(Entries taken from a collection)
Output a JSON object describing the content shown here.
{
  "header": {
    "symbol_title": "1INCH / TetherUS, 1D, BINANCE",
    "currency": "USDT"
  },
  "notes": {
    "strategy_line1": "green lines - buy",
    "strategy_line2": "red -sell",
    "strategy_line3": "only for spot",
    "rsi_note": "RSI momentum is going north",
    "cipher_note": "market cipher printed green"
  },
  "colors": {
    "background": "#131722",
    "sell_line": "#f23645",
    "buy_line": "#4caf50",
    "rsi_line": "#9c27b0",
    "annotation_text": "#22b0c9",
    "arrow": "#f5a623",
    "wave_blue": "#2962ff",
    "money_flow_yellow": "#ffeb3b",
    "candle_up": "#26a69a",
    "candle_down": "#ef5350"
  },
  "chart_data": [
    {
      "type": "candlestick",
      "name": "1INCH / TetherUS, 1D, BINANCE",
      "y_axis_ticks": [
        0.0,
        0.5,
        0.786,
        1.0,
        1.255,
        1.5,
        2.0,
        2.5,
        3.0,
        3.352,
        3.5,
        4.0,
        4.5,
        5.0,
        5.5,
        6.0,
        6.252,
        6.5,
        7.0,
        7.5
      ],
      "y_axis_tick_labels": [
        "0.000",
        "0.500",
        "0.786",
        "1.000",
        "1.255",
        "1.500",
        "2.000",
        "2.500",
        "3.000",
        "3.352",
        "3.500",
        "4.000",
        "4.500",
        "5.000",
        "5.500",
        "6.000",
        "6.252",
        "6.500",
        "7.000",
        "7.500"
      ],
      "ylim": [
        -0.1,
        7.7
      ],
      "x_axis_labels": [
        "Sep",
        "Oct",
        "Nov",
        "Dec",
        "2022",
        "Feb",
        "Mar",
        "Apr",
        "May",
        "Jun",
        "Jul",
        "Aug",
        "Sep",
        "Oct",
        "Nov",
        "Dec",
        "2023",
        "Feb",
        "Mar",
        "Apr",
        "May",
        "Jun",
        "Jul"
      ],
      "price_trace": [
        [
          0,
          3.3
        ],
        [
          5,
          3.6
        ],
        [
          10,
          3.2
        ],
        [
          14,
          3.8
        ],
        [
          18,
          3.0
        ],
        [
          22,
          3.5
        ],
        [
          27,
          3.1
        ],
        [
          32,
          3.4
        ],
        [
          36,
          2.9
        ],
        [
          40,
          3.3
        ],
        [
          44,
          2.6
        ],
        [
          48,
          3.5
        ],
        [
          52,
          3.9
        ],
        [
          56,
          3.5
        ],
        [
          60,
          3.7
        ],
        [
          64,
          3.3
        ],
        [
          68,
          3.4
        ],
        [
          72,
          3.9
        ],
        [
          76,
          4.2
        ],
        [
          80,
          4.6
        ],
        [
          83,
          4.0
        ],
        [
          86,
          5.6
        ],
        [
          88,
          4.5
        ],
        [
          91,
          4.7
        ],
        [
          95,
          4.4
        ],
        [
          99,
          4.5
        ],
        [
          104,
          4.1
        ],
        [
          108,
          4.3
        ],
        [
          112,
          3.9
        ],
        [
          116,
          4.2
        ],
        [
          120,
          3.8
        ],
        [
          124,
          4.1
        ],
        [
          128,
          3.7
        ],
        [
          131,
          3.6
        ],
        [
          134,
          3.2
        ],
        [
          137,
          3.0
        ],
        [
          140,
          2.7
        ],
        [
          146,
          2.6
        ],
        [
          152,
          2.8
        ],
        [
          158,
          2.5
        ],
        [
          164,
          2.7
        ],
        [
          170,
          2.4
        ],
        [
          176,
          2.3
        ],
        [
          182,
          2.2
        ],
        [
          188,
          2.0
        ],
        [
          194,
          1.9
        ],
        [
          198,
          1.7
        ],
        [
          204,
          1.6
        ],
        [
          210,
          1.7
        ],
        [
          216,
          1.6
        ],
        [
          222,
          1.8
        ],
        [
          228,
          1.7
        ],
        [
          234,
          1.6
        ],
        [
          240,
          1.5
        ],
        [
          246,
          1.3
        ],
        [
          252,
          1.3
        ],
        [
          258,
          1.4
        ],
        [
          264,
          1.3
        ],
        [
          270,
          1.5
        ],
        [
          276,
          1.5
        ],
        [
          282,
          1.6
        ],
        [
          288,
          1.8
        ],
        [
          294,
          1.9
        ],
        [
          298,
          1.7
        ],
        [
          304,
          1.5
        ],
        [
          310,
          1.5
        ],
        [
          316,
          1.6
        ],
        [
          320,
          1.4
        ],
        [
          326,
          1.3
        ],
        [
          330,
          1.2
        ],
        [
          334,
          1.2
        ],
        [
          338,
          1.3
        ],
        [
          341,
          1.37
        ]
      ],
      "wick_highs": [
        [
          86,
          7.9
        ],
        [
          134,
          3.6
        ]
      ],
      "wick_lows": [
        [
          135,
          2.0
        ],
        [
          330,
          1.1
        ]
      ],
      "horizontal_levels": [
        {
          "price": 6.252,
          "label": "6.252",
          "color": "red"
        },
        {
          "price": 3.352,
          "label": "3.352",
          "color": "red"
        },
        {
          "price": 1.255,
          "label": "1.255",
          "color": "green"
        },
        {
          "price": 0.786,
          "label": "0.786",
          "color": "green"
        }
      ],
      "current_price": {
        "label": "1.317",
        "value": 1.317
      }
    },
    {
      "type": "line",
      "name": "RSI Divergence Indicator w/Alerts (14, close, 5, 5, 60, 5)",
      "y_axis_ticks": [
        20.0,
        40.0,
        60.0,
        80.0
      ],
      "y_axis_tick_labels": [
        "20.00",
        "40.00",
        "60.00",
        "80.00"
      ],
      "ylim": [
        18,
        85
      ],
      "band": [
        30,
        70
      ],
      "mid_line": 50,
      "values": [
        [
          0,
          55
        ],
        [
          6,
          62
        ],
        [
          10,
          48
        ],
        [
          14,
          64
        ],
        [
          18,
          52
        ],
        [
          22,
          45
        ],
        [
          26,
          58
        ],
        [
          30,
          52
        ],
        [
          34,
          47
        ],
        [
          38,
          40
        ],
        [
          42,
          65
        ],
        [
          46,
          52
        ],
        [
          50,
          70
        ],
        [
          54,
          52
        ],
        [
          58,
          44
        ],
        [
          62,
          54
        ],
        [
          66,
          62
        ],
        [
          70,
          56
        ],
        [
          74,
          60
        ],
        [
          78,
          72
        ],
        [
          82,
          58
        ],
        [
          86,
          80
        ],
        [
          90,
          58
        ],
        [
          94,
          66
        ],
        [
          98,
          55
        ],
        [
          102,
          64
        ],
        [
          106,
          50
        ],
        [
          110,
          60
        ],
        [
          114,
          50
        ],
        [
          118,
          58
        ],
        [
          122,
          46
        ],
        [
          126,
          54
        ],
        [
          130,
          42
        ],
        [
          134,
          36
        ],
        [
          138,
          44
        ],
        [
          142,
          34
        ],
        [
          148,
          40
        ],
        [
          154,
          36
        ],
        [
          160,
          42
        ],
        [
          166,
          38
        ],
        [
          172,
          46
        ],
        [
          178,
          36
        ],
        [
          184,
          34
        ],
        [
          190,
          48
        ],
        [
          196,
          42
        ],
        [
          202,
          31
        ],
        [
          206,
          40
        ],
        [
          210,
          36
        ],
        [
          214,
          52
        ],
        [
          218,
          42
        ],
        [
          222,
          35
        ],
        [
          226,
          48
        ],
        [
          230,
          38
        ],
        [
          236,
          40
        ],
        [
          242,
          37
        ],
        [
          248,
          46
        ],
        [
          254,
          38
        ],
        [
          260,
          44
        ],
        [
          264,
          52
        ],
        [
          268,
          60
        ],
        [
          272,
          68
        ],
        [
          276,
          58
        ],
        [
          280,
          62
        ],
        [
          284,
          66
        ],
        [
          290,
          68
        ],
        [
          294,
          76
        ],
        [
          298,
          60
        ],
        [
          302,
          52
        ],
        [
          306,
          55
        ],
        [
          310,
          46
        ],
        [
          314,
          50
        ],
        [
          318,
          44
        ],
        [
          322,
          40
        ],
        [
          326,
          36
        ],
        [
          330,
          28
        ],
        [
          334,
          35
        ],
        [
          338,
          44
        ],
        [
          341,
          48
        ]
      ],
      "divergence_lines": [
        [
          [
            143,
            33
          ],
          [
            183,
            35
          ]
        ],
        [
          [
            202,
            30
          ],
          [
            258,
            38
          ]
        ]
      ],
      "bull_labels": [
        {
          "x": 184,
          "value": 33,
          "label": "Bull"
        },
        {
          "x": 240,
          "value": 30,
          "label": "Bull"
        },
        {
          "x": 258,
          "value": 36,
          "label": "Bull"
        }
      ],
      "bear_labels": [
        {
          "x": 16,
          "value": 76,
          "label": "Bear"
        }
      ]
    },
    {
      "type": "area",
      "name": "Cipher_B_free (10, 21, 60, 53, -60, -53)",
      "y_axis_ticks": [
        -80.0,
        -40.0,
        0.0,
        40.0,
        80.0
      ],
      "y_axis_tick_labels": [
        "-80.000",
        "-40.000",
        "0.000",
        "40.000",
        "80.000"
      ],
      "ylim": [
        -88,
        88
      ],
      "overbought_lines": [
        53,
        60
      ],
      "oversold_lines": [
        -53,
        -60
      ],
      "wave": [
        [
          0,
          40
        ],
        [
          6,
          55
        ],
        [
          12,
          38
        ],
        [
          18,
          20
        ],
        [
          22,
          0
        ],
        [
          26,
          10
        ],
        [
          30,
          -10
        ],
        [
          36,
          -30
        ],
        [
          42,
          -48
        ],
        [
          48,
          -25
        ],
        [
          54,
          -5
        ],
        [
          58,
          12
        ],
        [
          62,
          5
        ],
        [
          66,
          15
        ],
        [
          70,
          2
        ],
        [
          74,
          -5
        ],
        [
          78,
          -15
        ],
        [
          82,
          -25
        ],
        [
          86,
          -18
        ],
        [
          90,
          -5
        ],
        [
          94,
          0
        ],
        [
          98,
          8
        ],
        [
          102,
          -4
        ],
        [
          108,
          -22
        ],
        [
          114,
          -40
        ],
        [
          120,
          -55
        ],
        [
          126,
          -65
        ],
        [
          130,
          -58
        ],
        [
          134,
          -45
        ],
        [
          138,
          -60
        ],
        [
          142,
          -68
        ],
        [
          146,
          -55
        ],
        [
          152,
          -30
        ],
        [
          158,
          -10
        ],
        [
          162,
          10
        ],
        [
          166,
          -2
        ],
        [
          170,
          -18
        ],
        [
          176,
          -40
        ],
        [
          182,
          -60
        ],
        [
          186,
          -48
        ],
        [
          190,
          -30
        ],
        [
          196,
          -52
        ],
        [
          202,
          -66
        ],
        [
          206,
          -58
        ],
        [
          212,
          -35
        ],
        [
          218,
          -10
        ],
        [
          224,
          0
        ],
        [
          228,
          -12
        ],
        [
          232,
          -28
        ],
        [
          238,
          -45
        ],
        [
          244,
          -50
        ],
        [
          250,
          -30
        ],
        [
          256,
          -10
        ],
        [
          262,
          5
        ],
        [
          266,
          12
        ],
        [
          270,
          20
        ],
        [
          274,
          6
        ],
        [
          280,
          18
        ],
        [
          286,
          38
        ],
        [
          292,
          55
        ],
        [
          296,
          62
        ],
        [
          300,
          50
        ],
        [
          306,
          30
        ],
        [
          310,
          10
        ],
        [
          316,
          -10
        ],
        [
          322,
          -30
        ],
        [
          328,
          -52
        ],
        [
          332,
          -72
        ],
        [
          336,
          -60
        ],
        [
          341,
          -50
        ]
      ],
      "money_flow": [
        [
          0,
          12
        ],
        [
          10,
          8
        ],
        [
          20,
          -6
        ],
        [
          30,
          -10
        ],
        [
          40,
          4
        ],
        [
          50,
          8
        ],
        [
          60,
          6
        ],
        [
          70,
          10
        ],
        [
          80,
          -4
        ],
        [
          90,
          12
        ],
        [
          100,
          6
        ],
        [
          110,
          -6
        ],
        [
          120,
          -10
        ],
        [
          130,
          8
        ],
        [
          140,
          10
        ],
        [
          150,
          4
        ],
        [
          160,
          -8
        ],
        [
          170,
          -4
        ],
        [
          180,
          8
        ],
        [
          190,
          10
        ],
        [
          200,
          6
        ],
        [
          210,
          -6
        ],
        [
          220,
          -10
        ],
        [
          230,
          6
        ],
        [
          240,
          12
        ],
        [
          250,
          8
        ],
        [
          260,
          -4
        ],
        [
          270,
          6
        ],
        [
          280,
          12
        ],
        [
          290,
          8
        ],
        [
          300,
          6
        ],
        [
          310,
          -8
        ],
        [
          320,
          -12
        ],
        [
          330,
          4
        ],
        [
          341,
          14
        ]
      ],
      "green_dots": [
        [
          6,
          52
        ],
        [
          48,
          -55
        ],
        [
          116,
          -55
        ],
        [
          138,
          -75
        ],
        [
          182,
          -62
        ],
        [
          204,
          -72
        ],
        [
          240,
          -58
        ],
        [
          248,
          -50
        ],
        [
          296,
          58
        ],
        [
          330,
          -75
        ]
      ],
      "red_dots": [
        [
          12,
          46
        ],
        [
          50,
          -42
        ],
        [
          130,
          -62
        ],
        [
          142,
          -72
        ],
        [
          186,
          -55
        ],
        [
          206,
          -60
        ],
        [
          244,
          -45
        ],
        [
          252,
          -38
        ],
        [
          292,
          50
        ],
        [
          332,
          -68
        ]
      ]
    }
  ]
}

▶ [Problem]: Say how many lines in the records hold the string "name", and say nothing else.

▶ [Response below]: 3